Well, recently, I’ve really liked Kylie Minogue, aaaand … I secretly want to make bracelets that say, “What would Gwen do?” – as in Gwen Stefani. Because, you know, we’re on a first-name basis. (Laughs) In my mind we have this island where we have our own community of people that all dress in black and white stripes.
Oh, you’ve really thought about this.
Trust that this is all well thought out. (Laughs) But yeah, there are plenty of (gay stereotypes I’m guilty of) – I think that’s sort of the point. I don’t know if we can talk about this in this interview, but I actually do get more pressure – not more, but some – from the gay community about either not being gay enough or being too gay. It’s this constant line. It’s really not even something I think about anymore because it’s basically impossible to please everyone – and it’s irrelevant! It doesn’t matter.
Who in the gay community is putting this pressure on you?
Oh, plenty of people. Fans. I mean, lots of people – gay and straight.
How about the industry?
Yeah, I had an interview, and I don’t want to put them on blast, but they questioned me on whether I feel pigeonholed by playing gay characters. They even insinuated that all the characters are the same. I blatantly said, “Just because they’re gay doesn’t make them the same person.” I don’t think you would ever ask a straight actor, “Do you think you’re pigeonholed because you’re playing all these straight guys all the time?” I don’t even think it’s a question. They would never be asked that.
Because of this pressure, are you self-conscious about how gay you act?
In my real life? No. I just try to address each character as honest as they need to be. I don’t look at it like, make it gayer or make it less gay; it lies in their interest and in the way they think about the world and the way they think about themselves.
From your own experience, why is this a good time to be a gay actor?
There are more gay roles right now, and that’s something to look at as groundbreaking. We keep saying there’s so many cliched storylines and it’s time for something else. There was a time when they weren’t even around, at least they weren’t acknowledged as gay, but I think that it’s an opportunity to tell more stories.
Has there been any talk of a “G.B.F.” sequel?
Yes, I’ve heard rumors about it, but I don’t know if it’s happening.
Would you be up for it?
Yeah, why not?
You sing, you act – had you ever considered “Glee”?
Yeah, it was something I auditioned for several times and to no avail. I probably just wasn’t the right fit, but now I’m on music television! I feel pretty at home.
And you feel vindicated?
What can you tell me about the upcoming season of “Faking It”? Do you know anything yet?
Mwahahaha. I do! But I can’t tell you anything! All I’m gonna say is it’s hot and steamy.

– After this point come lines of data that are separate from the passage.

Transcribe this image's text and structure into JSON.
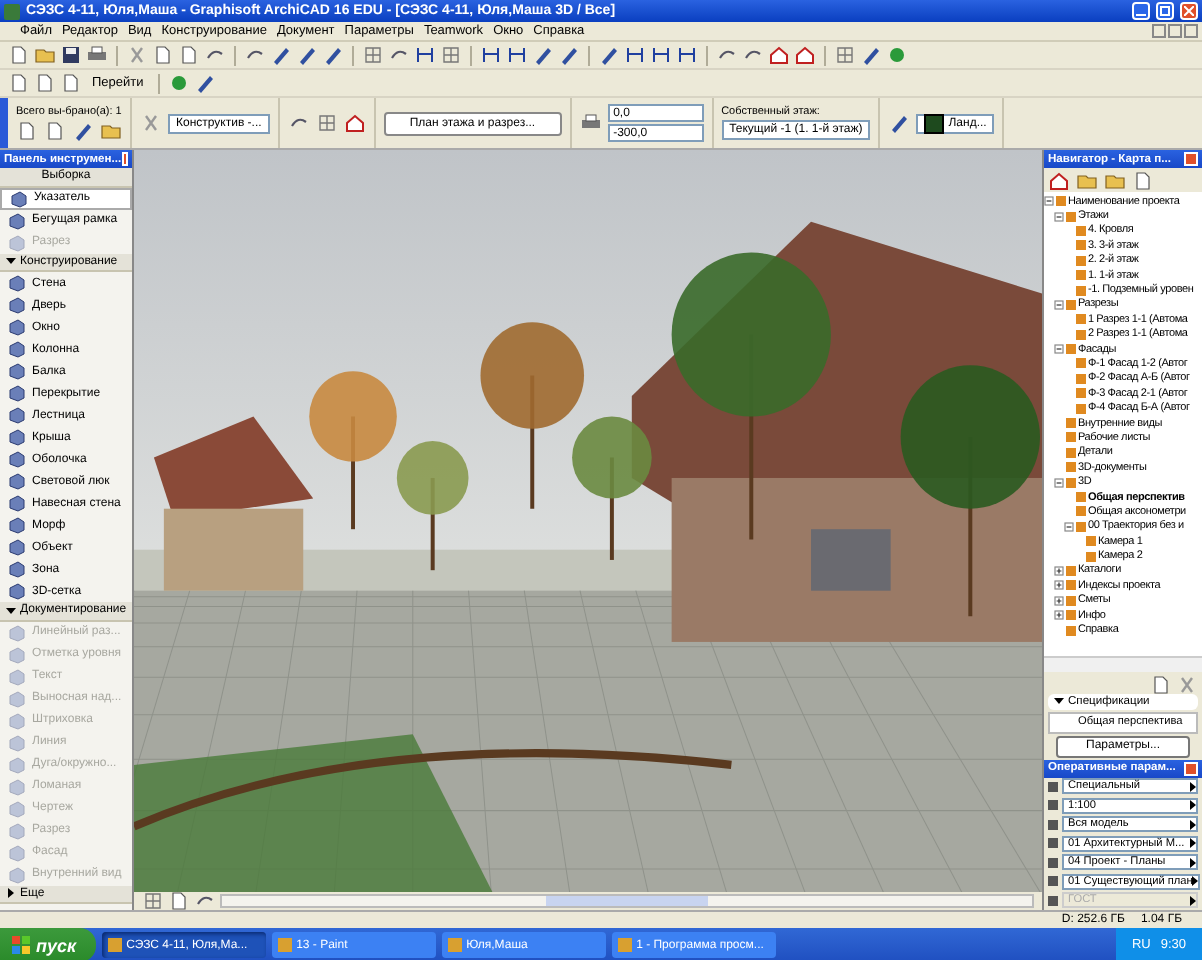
{
  "window": {
    "title": "СЭЗС 4-11, Юля,Маша - Graphisoft ArchiCAD 16 EDU - [СЭЗС 4-11, Юля,Маша 3D / Все]"
  },
  "menu": [
    "Файл",
    "Редактор",
    "Вид",
    "Конструирование",
    "Документ",
    "Параметры",
    "Teamwork",
    "Окно",
    "Справка"
  ],
  "toolbar": {
    "goto_label": "Перейти"
  },
  "info_box": {
    "selection_count": "Всего вы-брано(а): 1",
    "layer": "Конструктив -...",
    "view_button": "План этажа и разрез...",
    "x_value": "0,0",
    "y_value": "-300,0",
    "story_label": "Собственный этаж:",
    "story_value": "Текущий -1 (1. 1-й этаж)",
    "material": "Ланд..."
  },
  "toolbox": {
    "title": "Панель инструмен...",
    "sections": [
      {
        "title": "Выборка",
        "kind": "plain",
        "expanded": true,
        "items": [
          {
            "label": "Указатель",
            "selected": true,
            "disabled": false
          },
          {
            "label": "Бегущая рамка",
            "selected": false,
            "disabled": false
          },
          {
            "label": "Разрез",
            "selected": false,
            "disabled": true
          }
        ]
      },
      {
        "title": "Конструирование",
        "kind": "group",
        "expanded": true,
        "items": [
          {
            "label": "Стена",
            "selected": false,
            "disabled": false
          },
          {
            "label": "Дверь",
            "selected": false,
            "disabled": false
          },
          {
            "label": "Окно",
            "selected": false,
            "disabled": false
          },
          {
            "label": "Колонна",
            "selected": false,
            "disabled": false
          },
          {
            "label": "Балка",
            "selected": false,
            "disabled": false
          },
          {
            "label": "Перекрытие",
            "selected": false,
            "disabled": false
          },
          {
            "label": "Лестница",
            "selected": false,
            "disabled": false
          },
          {
            "label": "Крыша",
            "selected": false,
            "disabled": false
          },
          {
            "label": "Оболочка",
            "selected": false,
            "disabled": false
          },
          {
            "label": "Световой люк",
            "selected": false,
            "disabled": false
          },
          {
            "label": "Навесная стена",
            "selected": false,
            "disabled": false
          },
          {
            "label": "Морф",
            "selected": false,
            "disabled": false
          },
          {
            "label": "Объект",
            "selected": false,
            "disabled": false
          },
          {
            "label": "Зона",
            "selected": false,
            "disabled": false
          },
          {
            "label": "3D-сетка",
            "selected": false,
            "disabled": false
          }
        ]
      },
      {
        "title": "Документирование",
        "kind": "group",
        "expanded": true,
        "items": [
          {
            "label": "Линейный раз...",
            "selected": false,
            "disabled": true
          },
          {
            "label": "Отметка уровня",
            "selected": false,
            "disabled": true
          },
          {
            "label": "Текст",
            "selected": false,
            "disabled": true
          },
          {
            "label": "Выносная над...",
            "selected": false,
            "disabled": true
          },
          {
            "label": "Штриховка",
            "selected": false,
            "disabled": true
          },
          {
            "label": "Линия",
            "selected": false,
            "disabled": true
          },
          {
            "label": "Дуга/окружно...",
            "selected": false,
            "disabled": true
          },
          {
            "label": "Ломаная",
            "selected": false,
            "disabled": true
          },
          {
            "label": "Чертеж",
            "selected": false,
            "disabled": true
          },
          {
            "label": "Разрез",
            "selected": false,
            "disabled": true
          },
          {
            "label": "Фасад",
            "selected": false,
            "disabled": true
          },
          {
            "label": "Внутренний вид",
            "selected": false,
            "disabled": true
          }
        ]
      },
      {
        "title": "Еще",
        "kind": "group",
        "expanded": false
      }
    ]
  },
  "navigator": {
    "title": "Навигатор - Карта п...",
    "tree": [
      {
        "label": "Наименование проекта",
        "expanded": true,
        "selected": false,
        "children": [
          {
            "label": "Этажи",
            "expanded": true,
            "selected": false,
            "children": [
              {
                "label": "4. Кровля",
                "selected": false
              },
              {
                "label": "3. 3-й этаж",
                "selected": false
              },
              {
                "label": "2. 2-й этаж",
                "selected": false
              },
              {
                "label": "1. 1-й этаж",
                "selected": false
              },
              {
                "label": "-1. Подземный уровен",
                "selected": false
              }
            ]
          },
          {
            "label": "Разрезы",
            "expanded": true,
            "selected": false,
            "children": [
              {
                "label": "1 Разрез 1-1 (Автома",
                "selected": false
              },
              {
                "label": "2 Разрез 1-1 (Автома",
                "selected": false
              }
            ]
          },
          {
            "label": "Фасады",
            "expanded": true,
            "selected": false,
            "children": [
              {
                "label": "Ф-1 Фасад 1-2 (Автог",
                "selected": false
              },
              {
                "label": "Ф-2 Фасад А-Б (Автог",
                "selected": false
              },
              {
                "label": "Ф-3 Фасад 2-1 (Автог",
                "selected": false
              },
              {
                "label": "Ф-4 Фасад Б-А (Автог",
                "selected": false
              }
            ]
          },
          {
            "label": "Внутренние виды",
            "selected": false
          },
          {
            "label": "Рабочие листы",
            "selected": false
          },
          {
            "label": "Детали",
            "selected": false
          },
          {
            "label": "3D-документы",
            "selected": false
          },
          {
            "label": "3D",
            "expanded": true,
            "selected": false,
            "children": [
              {
                "label": "Общая перспектив",
                "selected": true
              },
              {
                "label": "Общая аксонометри",
                "selected": false
              },
              {
                "label": "00 Траектория без и",
                "expanded": true,
                "selected": false,
                "children": [
                  {
                    "label": "Камера 1",
                    "selected": false
                  },
                  {
                    "label": "Камера 2",
                    "selected": false
                  }
                ]
              }
            ]
          },
          {
            "label": "Каталоги",
            "expanded": false,
            "selected": false
          },
          {
            "label": "Индексы проекта",
            "expanded": false,
            "selected": false
          },
          {
            "label": "Сметы",
            "expanded": false,
            "selected": false
          },
          {
            "label": "Инфо",
            "expanded": false,
            "selected": false
          },
          {
            "label": "Справка",
            "selected": false
          }
        ]
      }
    ],
    "specs_label": "Спецификации",
    "view_name": "Общая перспектива",
    "params_button": "Параметры..."
  },
  "quick_options": {
    "title": "Оперативные парам...",
    "dropdowns": [
      {
        "value": "Специальный",
        "disabled": false
      },
      {
        "value": "1:100",
        "disabled": false
      },
      {
        "value": "Вся модель",
        "disabled": false
      },
      {
        "value": "01 Архитектурный М...",
        "disabled": false
      },
      {
        "value": "04 Проект - Планы",
        "disabled": false
      },
      {
        "value": "01 Существующий план",
        "disabled": false
      },
      {
        "value": "ГОСТ",
        "disabled": true
      }
    ]
  },
  "status_bar": {
    "disk": "D: 252.6 ГБ",
    "memory": "1.04 ГБ"
  },
  "taskbar": {
    "start": "пуск",
    "tasks": [
      {
        "label": "СЭЗС 4-11, Юля,Ма...",
        "selected": true
      },
      {
        "label": "13 - Paint",
        "selected": false
      },
      {
        "label": "Юля,Маша",
        "selected": false
      },
      {
        "label": "1 - Программа просм...",
        "selected": false
      }
    ],
    "language": "RU",
    "clock": "9:30"
  }
}
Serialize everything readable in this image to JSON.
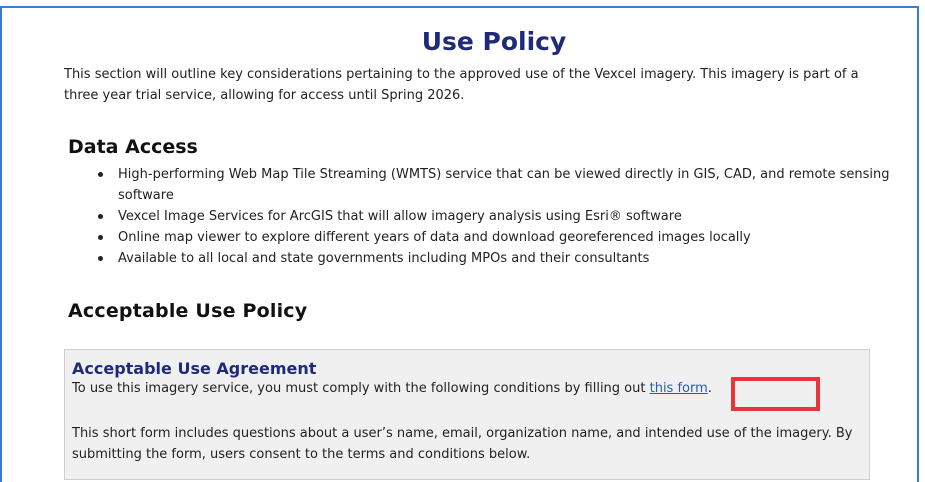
{
  "header": {
    "title": "Use Policy",
    "intro": "This section will outline key considerations pertaining to the approved use of the Vexcel imagery. This imagery is part of a three year trial service, allowing for access until Spring 2026."
  },
  "data_access": {
    "heading": "Data Access",
    "items": [
      "High-performing Web Map Tile Streaming (WMTS) service that can be viewed directly in GIS, CAD, and remote sensing software",
      "Vexcel Image Services for ArcGIS that will allow imagery analysis using Esri® software",
      "Online map viewer to explore different years of data and download georeferenced images locally",
      "Available to all local and state governments including MPOs and their consultants"
    ]
  },
  "acceptable_use": {
    "heading": "Acceptable Use Policy",
    "agreement": {
      "title": "Acceptable Use Agreement",
      "line_prefix": "To use this imagery service, you must comply with the following conditions by filling out ",
      "link_text": "this form",
      "line_suffix": ".",
      "paragraph": "This short form includes questions about a user’s name, email, organization name, and intended use of the imagery. By submitting the form, users consent to the terms and conditions below."
    }
  },
  "colors": {
    "title": "#1f2b7a",
    "link": "#2a5db0",
    "highlight": "#e8343a",
    "frame": "#3b7bd1"
  }
}
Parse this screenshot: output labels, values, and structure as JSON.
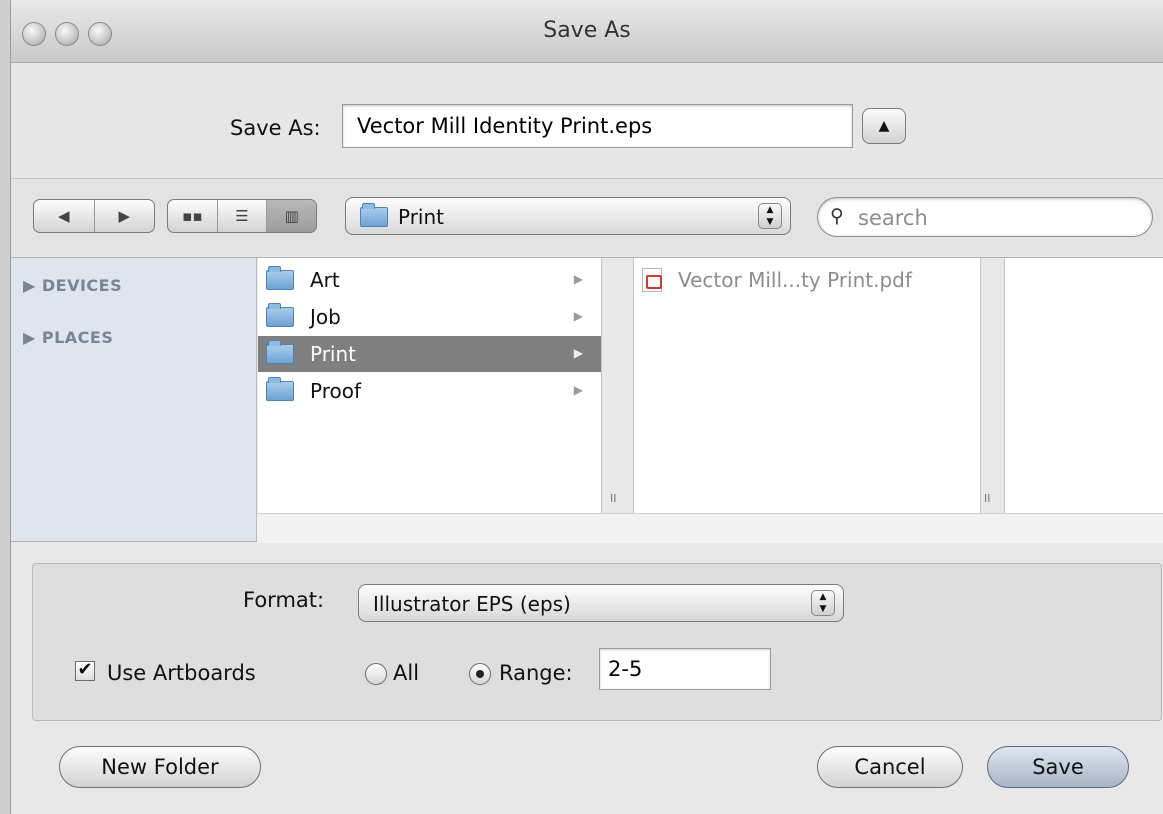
{
  "window": {
    "title": "Save As"
  },
  "saveas": {
    "label": "Save As:",
    "value": "Vector Mill Identity Print.eps"
  },
  "toolbar": {
    "nav_back_icon": "◀",
    "nav_forward_icon": "▶",
    "location": "Print",
    "search_placeholder": "search",
    "search_icon": "🔍"
  },
  "sidebar": {
    "devices": "▶ DEVICES",
    "places": "▶ PLACES"
  },
  "column1": {
    "items": [
      {
        "label": "Art"
      },
      {
        "label": "Job"
      },
      {
        "label": "Print",
        "selected": true
      },
      {
        "label": "Proof"
      }
    ]
  },
  "column2": {
    "items": [
      {
        "label": "Vector Mill...ty Print.pdf"
      }
    ]
  },
  "options": {
    "format_label": "Format:",
    "format_value": "Illustrator EPS (eps)",
    "use_artboards_label": "Use Artboards",
    "use_artboards_checked": true,
    "all_label": "All",
    "range_label": "Range:",
    "range_value": "2-5"
  },
  "buttons": {
    "new_folder": "New Folder",
    "cancel": "Cancel",
    "save": "Save"
  }
}
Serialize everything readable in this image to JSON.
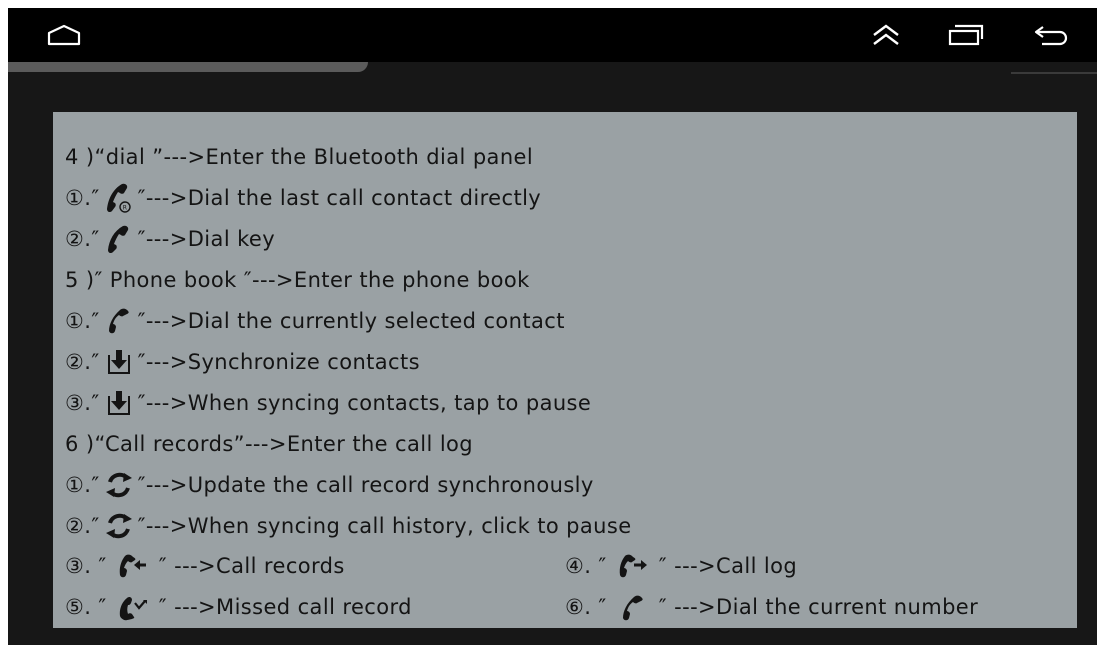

At the very least, please tell me the matador costume makes its return.
(Laughs) I know! I was thanking them for that. I was like, “Thank you for reading my mind. I’ve always wanted to dress like a matador!”
Did you at least get to keep that costume?
No, no. But they definitely bedazzled it exclusively for Shane. I mean, what boy doesn’t want that?
As part of the LGBT Summer Film Series, “G.B.F.” will screen at 4, 7 and 9:30 p.m. July 16 at Emagine Royal Oak, 200 N. Main St. For tickets, visit http://www.neptix.com.